Spaghetti squash — or vegetable spaghetti — is a group of cultivars of Cucurbita pepo subsp. pepo. The fruit ranges from ivory to yellow/orange in color. The orange varieties have a higher carotene content. Its center contains many large seeds. Its flesh is bright yellow or orange. When raw, the flesh is solid and similar to other raw squash; when cooked, the flesh falls away from the fruit in ribbons or strands like spaghetti.
Spaghetti squash can be baked, boiled, steamed, or microwaved. Spaghetti squash can be prepared in a way to have the “noodles” look as long as traditional spaghetti. It can be served with or without sauce, as a substitute for pasta. The seeds can be roasted, similar to pumpkin seeds.
Spaghetti squash is relatively easy to grow, thriving in gardens or in containers.

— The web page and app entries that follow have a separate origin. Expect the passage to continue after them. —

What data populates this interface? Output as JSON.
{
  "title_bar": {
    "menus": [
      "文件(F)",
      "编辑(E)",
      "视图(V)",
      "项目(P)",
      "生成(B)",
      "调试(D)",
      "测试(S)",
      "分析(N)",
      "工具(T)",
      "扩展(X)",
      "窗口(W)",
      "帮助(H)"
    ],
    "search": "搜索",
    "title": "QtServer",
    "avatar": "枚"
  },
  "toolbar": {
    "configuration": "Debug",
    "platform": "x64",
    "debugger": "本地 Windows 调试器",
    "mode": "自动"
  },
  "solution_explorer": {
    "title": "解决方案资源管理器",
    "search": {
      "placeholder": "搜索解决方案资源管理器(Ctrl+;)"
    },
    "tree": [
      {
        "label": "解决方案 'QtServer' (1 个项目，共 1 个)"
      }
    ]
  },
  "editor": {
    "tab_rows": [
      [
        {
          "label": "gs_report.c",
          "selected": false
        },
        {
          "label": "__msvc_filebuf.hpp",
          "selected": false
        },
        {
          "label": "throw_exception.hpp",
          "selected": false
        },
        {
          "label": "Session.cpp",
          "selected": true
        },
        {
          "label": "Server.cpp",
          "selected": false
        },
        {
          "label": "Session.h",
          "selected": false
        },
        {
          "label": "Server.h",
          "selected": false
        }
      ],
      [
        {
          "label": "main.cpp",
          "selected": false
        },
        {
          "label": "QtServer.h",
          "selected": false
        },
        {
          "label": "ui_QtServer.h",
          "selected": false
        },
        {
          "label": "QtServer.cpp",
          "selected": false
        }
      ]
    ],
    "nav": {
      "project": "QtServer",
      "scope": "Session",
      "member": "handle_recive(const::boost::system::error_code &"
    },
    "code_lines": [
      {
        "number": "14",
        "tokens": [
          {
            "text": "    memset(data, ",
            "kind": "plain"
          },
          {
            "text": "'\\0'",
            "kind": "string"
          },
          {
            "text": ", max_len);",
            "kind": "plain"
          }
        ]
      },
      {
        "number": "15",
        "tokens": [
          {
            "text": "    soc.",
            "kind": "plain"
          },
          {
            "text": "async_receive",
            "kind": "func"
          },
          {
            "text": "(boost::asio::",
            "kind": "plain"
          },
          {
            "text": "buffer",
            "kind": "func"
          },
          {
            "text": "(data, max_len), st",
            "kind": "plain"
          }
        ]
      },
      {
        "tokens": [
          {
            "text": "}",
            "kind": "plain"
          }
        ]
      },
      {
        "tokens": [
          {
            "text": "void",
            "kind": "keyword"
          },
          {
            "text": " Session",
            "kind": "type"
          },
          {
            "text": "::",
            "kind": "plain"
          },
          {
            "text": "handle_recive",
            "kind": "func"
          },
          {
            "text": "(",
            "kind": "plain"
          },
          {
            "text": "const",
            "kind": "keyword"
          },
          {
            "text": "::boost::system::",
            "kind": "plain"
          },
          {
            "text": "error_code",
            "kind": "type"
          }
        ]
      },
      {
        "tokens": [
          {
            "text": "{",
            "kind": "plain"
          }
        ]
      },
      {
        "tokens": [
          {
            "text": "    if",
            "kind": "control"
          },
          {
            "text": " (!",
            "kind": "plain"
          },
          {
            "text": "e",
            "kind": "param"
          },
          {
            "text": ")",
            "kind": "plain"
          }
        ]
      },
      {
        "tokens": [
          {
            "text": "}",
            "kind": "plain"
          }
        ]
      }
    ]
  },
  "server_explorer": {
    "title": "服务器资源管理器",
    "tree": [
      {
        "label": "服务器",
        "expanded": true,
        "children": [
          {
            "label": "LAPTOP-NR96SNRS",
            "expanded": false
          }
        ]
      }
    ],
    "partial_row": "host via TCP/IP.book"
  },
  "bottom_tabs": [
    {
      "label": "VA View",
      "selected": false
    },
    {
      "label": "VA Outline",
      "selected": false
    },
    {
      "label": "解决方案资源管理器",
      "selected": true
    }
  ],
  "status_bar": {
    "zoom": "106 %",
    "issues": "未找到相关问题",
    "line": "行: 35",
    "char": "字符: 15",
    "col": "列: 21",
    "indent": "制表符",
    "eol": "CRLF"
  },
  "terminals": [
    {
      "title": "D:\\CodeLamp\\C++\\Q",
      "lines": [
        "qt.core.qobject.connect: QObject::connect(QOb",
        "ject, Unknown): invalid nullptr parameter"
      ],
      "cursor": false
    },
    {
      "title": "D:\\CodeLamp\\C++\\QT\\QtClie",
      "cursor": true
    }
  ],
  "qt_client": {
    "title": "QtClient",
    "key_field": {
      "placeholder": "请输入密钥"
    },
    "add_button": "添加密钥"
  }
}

The plants are monoecious, with male and female flowers on the same plant. Male flowers have long, thin stems that extend upwards from the vine. Female flowers are shorter, with a small round growth underneath the petals. This round growth turns into the squash if the flower is successfully pollinated.
- "Cucurbita pepo". Germplasm Resources Information Network (GRIN). Agricultural Research Service (ARS), United States Department of Agriculture (USDA). Retrieved 2015-01-31.
- How to Cook Spaghetti Squash
- "How to Cook Spaghetti Squash | Eat Within Your Means". Eat Within Your Means. 2017-01-17. Retrieved 2017-11-19.
- Squash, winter, spaghetti, cooked, boiled, drained, or baked, without salt
- Liz Roberts. "Spaghetti squash: a vegetable with a surprise inside". AllWoodWork.com. Archived from the original on 2012-02-16.
- A Short Essay on Spaghetti Squash
|Wikibooks Cookbook has a recipe/module on|
- A.H. Beany; P.J. Stoffella; N. Roe; D.H. Picha (2002). "Production, fruit quality, and nutritional value of spaghetti squash". In J. Janick; A. Whipkey. Trends in new crops and new uses. Alexandria, VA: ASHS Press. pp. 445–448.